Haier is known for its ability to target local audiences and niche markets. In China, the company released a washing machine with a "special design for peasants" that could wash sweet potatoes as well as clothes.
Sweet potatoes aren't that popular in the US, but Haier has plenty of other ideas. The first products it brought to the US were mini-fridges for college dorms, a great way to build brand equity early on with college educated consumers. It has a compact washer and a redesigned washer-dryer combination unit that will debut sometime in 2013. Demand for such units isn't huge, but it's a good opportunity for Haier to get its name out there.
Now, Haier is building high-efficiency full sized top loading washing machines and French door fridges. They may not be as well known as units from Whirlpool, Frigidaire GE, LG and Samsung, but they're proof that Haier is paying attention to American tastes and developing products.
Hisense went for a broader approach. It weathered a TV pricing war in China that devastated other manufacturers by adhering to a “High Technology, High Quality, High Level Service and International Brand" motto. At CES 2013, it unveiled the XT880, an Ultra Hi-Def TV capable of displaying at 2160p. On the appliance front, Hisense is releasing a smart fridge in China that may make its way to the US, and seems to be focusing on "smart" home appliances that run on Android and communicate with one another. They're already selling dehumidifiers online and, on the official Hisense website, they're actively soliciting US distributors.

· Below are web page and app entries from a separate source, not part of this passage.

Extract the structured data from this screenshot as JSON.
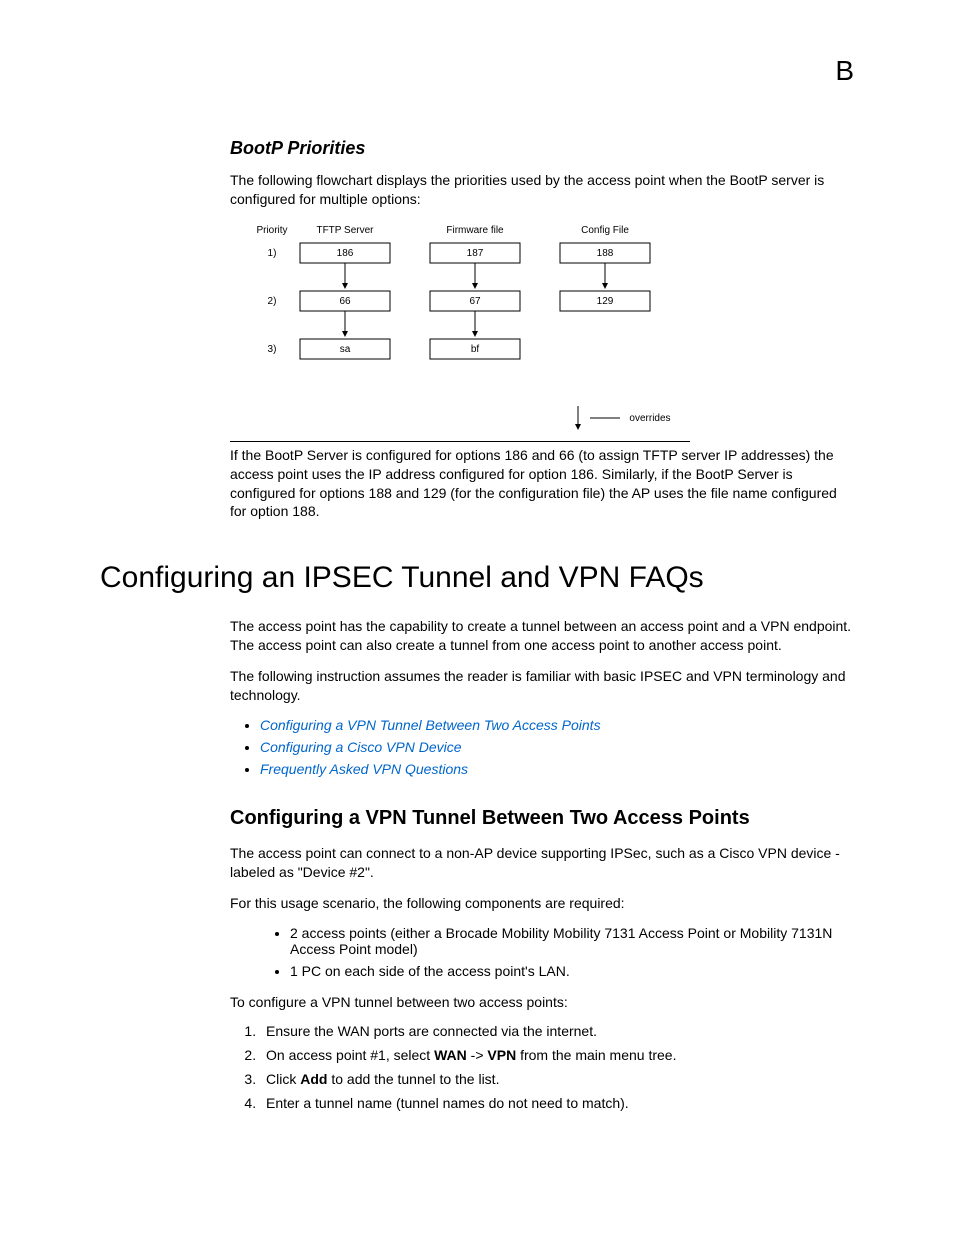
{
  "appendix_letter": "B",
  "section1": {
    "heading": "BootP Priorities",
    "intro": "The following flowchart displays the priorities used by the access point when the BootP server is configured for multiple options:",
    "flowchart": {
      "col_priority": "Priority",
      "col_tftp": "TFTP Server",
      "col_firmware": "Firmware file",
      "col_config": "Config File",
      "rows": [
        {
          "p": "1)",
          "a": "186",
          "b": "187",
          "c": "188"
        },
        {
          "p": "2)",
          "a": "66",
          "b": "67",
          "c": "129"
        },
        {
          "p": "3)",
          "a": "sa",
          "b": "bf",
          "c": ""
        }
      ],
      "overrides": "overrides"
    },
    "after": "If the BootP Server is configured for options 186 and 66 (to assign TFTP server IP addresses) the access point uses the IP address configured for option 186. Similarly, if the BootP Server is configured for options 188 and 129 (for the configuration file) the AP uses the file name configured for option 188."
  },
  "main_heading": "Configuring an IPSEC Tunnel and VPN FAQs",
  "intro2": "The access point has the capability to create a tunnel between an access point and a VPN endpoint. The access point can also create a tunnel from one access point to another access point.",
  "intro3": "The following instruction assumes the reader is familiar with basic IPSEC and VPN terminology and technology.",
  "links": [
    "Configuring a VPN Tunnel Between Two Access Points",
    "Configuring a Cisco VPN Device",
    "Frequently Asked VPN Questions"
  ],
  "sub_heading": "Configuring a VPN Tunnel Between Two Access Points",
  "sub_p1": "The access point can connect to a non-AP device supporting IPSec, such as a Cisco VPN device - labeled as \"Device #2\".",
  "sub_p2": "For this usage scenario, the following components are required:",
  "components": [
    "2 access points (either a Brocade Mobility Mobility 7131 Access Point or Mobility 7131N Access Point model)",
    "1 PC on each side of the access point's LAN."
  ],
  "sub_p3": "To configure a VPN tunnel between two access points:",
  "steps": {
    "s1": "Ensure the WAN ports are connected via the internet.",
    "s2_a": "On access point #1, select ",
    "s2_b": "WAN",
    "s2_c": " -> ",
    "s2_d": "VPN",
    "s2_e": " from the main menu tree.",
    "s3_a": "Click ",
    "s3_b": "Add",
    "s3_c": " to add the tunnel to the list.",
    "s4": "Enter a tunnel name (tunnel names do not need to match)."
  }
}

Obstacles to Entry
Back in the 1960's, Japanese products were considered cheap and undesirable. In the '80s, consumers derided Korean-made goods. At present, the tag "Made in China" can draw suspicion. There's also a fair amount of contention in Sino-US trade relations, and hardly an election goes by without someone making a political statement regarding products imported from China.
Both Haier and Hisense also have complex ties with their own government, which currently owns significant shares in each company although both have subsidiaries that are publicly traded. According to Forbes, the state owns 46.5 percent of Haier's appliance arm and 57 percent of its electronics firms.

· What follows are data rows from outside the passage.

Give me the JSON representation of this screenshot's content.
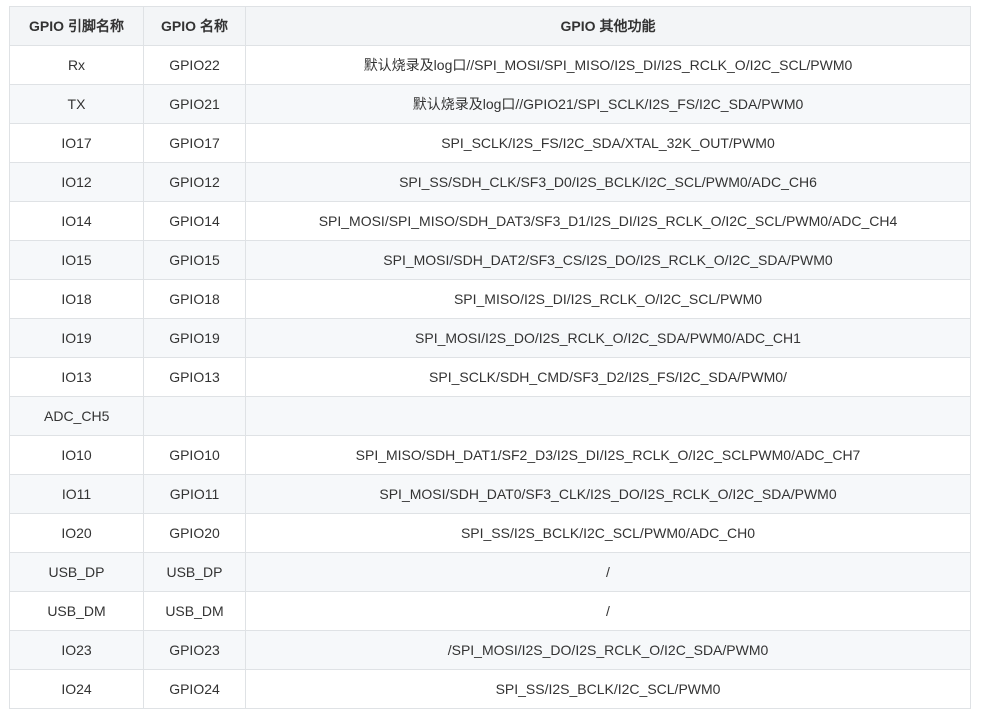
{
  "table": {
    "headers": [
      "GPIO 引脚名称",
      "GPIO 名称",
      "GPIO 其他功能"
    ],
    "rows": [
      {
        "pin": "Rx",
        "gpio": "GPIO22",
        "func": "默认烧录及log口//SPI_MOSI/SPI_MISO/I2S_DI/I2S_RCLK_O/I2C_SCL/PWM0"
      },
      {
        "pin": "TX",
        "gpio": "GPIO21",
        "func": "默认烧录及log口//GPIO21/SPI_SCLK/I2S_FS/I2C_SDA/PWM0"
      },
      {
        "pin": "IO17",
        "gpio": "GPIO17",
        "func": "SPI_SCLK/I2S_FS/I2C_SDA/XTAL_32K_OUT/PWM0"
      },
      {
        "pin": "IO12",
        "gpio": "GPIO12",
        "func": "SPI_SS/SDH_CLK/SF3_D0/I2S_BCLK/I2C_SCL/PWM0/ADC_CH6"
      },
      {
        "pin": "IO14",
        "gpio": "GPIO14",
        "func": "SPI_MOSI/SPI_MISO/SDH_DAT3/SF3_D1/I2S_DI/I2S_RCLK_O/I2C_SCL/PWM0/ADC_CH4"
      },
      {
        "pin": "IO15",
        "gpio": "GPIO15",
        "func": "SPI_MOSI/SDH_DAT2/SF3_CS/I2S_DO/I2S_RCLK_O/I2C_SDA/PWM0"
      },
      {
        "pin": "IO18",
        "gpio": "GPIO18",
        "func": "SPI_MISO/I2S_DI/I2S_RCLK_O/I2C_SCL/PWM0"
      },
      {
        "pin": "IO19",
        "gpio": "GPIO19",
        "func": "SPI_MOSI/I2S_DO/I2S_RCLK_O/I2C_SDA/PWM0/ADC_CH1"
      },
      {
        "pin": "IO13",
        "gpio": "GPIO13",
        "func": "SPI_SCLK/SDH_CMD/SF3_D2/I2S_FS/I2C_SDA/PWM0/"
      },
      {
        "pin": "ADC_CH5",
        "gpio": "",
        "func": "",
        "left": true
      },
      {
        "pin": "IO10",
        "gpio": "GPIO10",
        "func": "SPI_MISO/SDH_DAT1/SF2_D3/I2S_DI/I2S_RCLK_O/I2C_SCLPWM0/ADC_CH7"
      },
      {
        "pin": "IO11",
        "gpio": "GPIO11",
        "func": "SPI_MOSI/SDH_DAT0/SF3_CLK/I2S_DO/I2S_RCLK_O/I2C_SDA/PWM0"
      },
      {
        "pin": "IO20",
        "gpio": "GPIO20",
        "func": "SPI_SS/I2S_BCLK/I2C_SCL/PWM0/ADC_CH0"
      },
      {
        "pin": "USB_DP",
        "gpio": "USB_DP",
        "func": "/"
      },
      {
        "pin": "USB_DM",
        "gpio": "USB_DM",
        "func": "/"
      },
      {
        "pin": "IO23",
        "gpio": "GPIO23",
        "func": "/SPI_MOSI/I2S_DO/I2S_RCLK_O/I2C_SDA/PWM0"
      },
      {
        "pin": "IO24",
        "gpio": "GPIO24",
        "func": "SPI_SS/I2S_BCLK/I2C_SCL/PWM0"
      }
    ]
  }
}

The biggest obstacle to expansion, however, is an already-crowded marketplace. When LG and Samsung first started selling major appliances in the US, domestic manufacturers dominated. Hisense and Haier, on the other hand, will have to compete against similar makers from not only the US, but Korea, Germany, Sweden, Italy, Slovenia and Turkey. If the Chinese products don't immediately stand out, they may never gain traction.

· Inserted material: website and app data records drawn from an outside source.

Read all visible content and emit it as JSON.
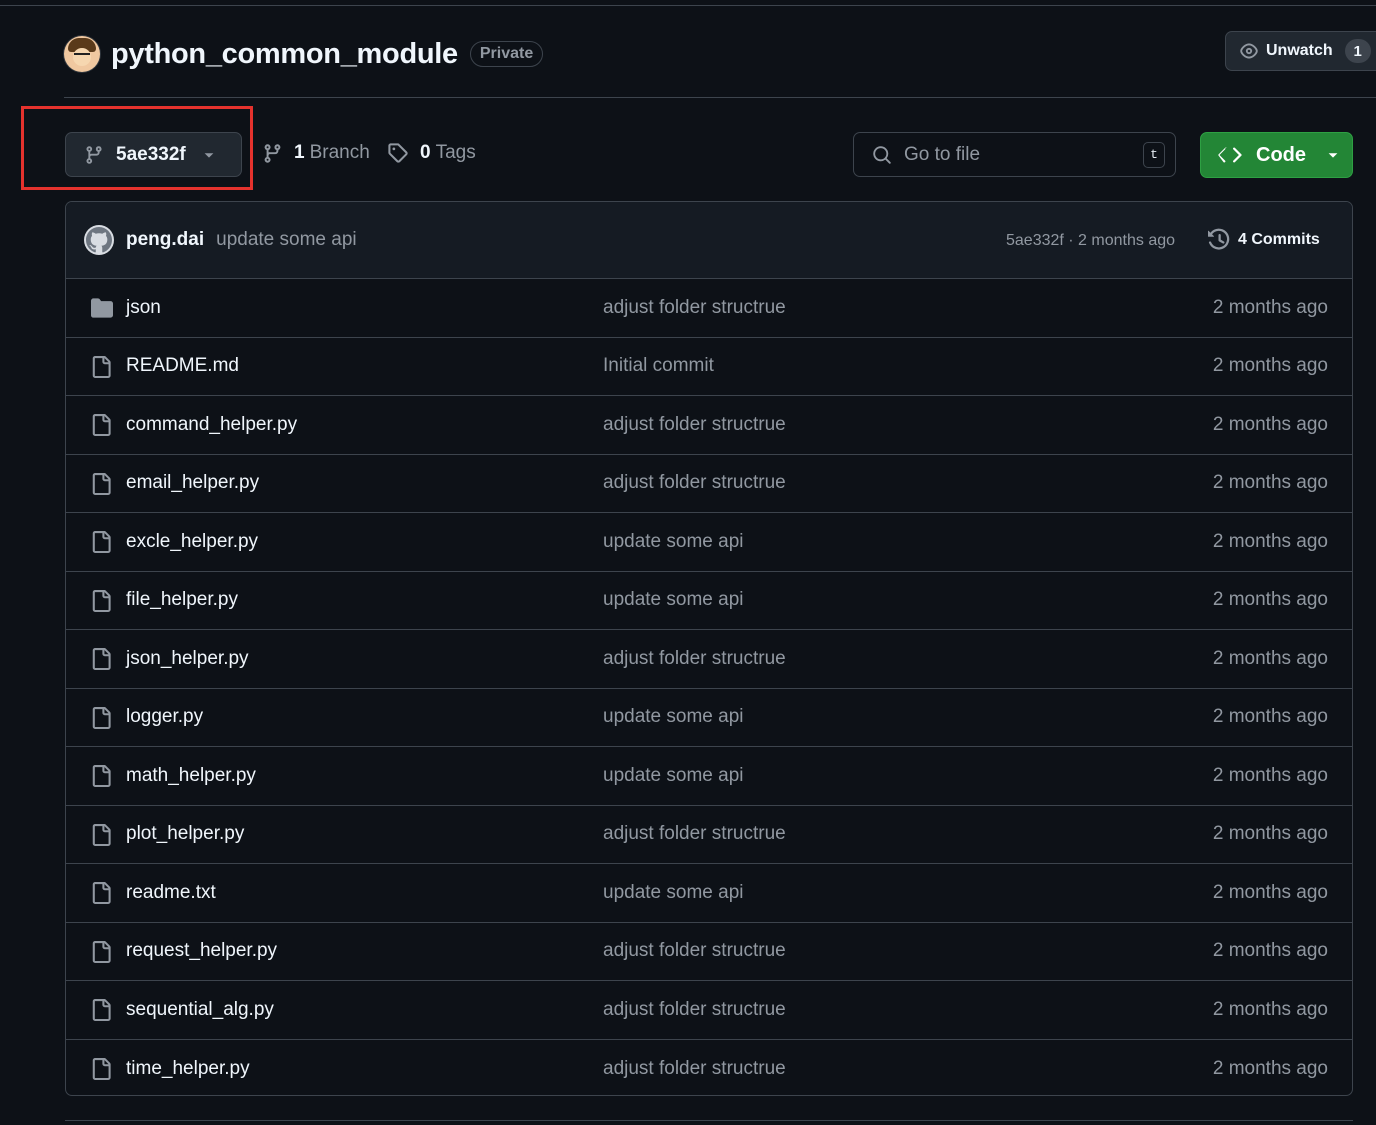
{
  "repo": {
    "name": "python_common_module",
    "visibility": "Private",
    "unwatch_label": "Unwatch",
    "watch_count": "1"
  },
  "toolbar": {
    "current_ref": "5ae332f",
    "branch_count": "1",
    "branch_label": "Branch",
    "tag_count": "0",
    "tag_label": "Tags",
    "goto_placeholder": "Go to file",
    "goto_shortcut": "t",
    "code_label": "Code",
    "code_color": "#238636"
  },
  "latest_commit": {
    "author": "peng.dai",
    "message": "update some api",
    "meta": "5ae332f · 2 months ago",
    "commits_label": "4 Commits"
  },
  "files": [
    {
      "icon": "folder-icon",
      "name": "json",
      "message": "adjust folder structrue",
      "age": "2 months ago"
    },
    {
      "icon": "file-icon",
      "name": "README.md",
      "message": "Initial commit",
      "age": "2 months ago"
    },
    {
      "icon": "file-icon",
      "name": "command_helper.py",
      "message": "adjust folder structrue",
      "age": "2 months ago"
    },
    {
      "icon": "file-icon",
      "name": "email_helper.py",
      "message": "adjust folder structrue",
      "age": "2 months ago"
    },
    {
      "icon": "file-icon",
      "name": "excle_helper.py",
      "message": "update some api",
      "age": "2 months ago"
    },
    {
      "icon": "file-icon",
      "name": "file_helper.py",
      "message": "update some api",
      "age": "2 months ago"
    },
    {
      "icon": "file-icon",
      "name": "json_helper.py",
      "message": "adjust folder structrue",
      "age": "2 months ago"
    },
    {
      "icon": "file-icon",
      "name": "logger.py",
      "message": "update some api",
      "age": "2 months ago"
    },
    {
      "icon": "file-icon",
      "name": "math_helper.py",
      "message": "update some api",
      "age": "2 months ago"
    },
    {
      "icon": "file-icon",
      "name": "plot_helper.py",
      "message": "adjust folder structrue",
      "age": "2 months ago"
    },
    {
      "icon": "file-icon",
      "name": "readme.txt",
      "message": "update some api",
      "age": "2 months ago"
    },
    {
      "icon": "file-icon",
      "name": "request_helper.py",
      "message": "adjust folder structrue",
      "age": "2 months ago"
    },
    {
      "icon": "file-icon",
      "name": "sequential_alg.py",
      "message": "adjust folder structrue",
      "age": "2 months ago"
    },
    {
      "icon": "file-icon",
      "name": "time_helper.py",
      "message": "adjust folder structrue",
      "age": "2 months ago"
    }
  ],
  "annotation": {
    "highlight_color": "#e5322d"
  }
}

A Hazy Prediction
From the size of their booths at this year's CES, it seems certain that Haier and Hisense are making a play for the US market. As far as appliances are concerned, Haier's focus appears to be on more economical models as well as niche appliances: at CES, they showed off a low-priced, high efficiency top loading washer and one of the few combination washer/dryers sold in the US. Hisense, on the other hand, seems to be selling a lifestyle alongside its products. The sparkling, Android-powered smart fridge in its CES booth was evidence of that.
Looking at the history of how long it took the Korean appliance manufacturers to grow their US sales, it'll probably take close to a decade for Haier or Hisense to be fighting for space alongside Whirlpool and GE at your local appliance retailer. Competition in every category that these companies occupy is stiff. However, like with LG and Samsung, electronic sales may grow and help build brand recognition for appliances.
However, Haier and Hisense may fall out of favor. Their executives could be replaced, or they could make enough money domestically that the US market becomes less of a priority. At this point, it's too early to tell. As far as appliances are concerned, Haier and Hisense are just dipping their toes into the market. The best way to see if they take the plunge is to just wait.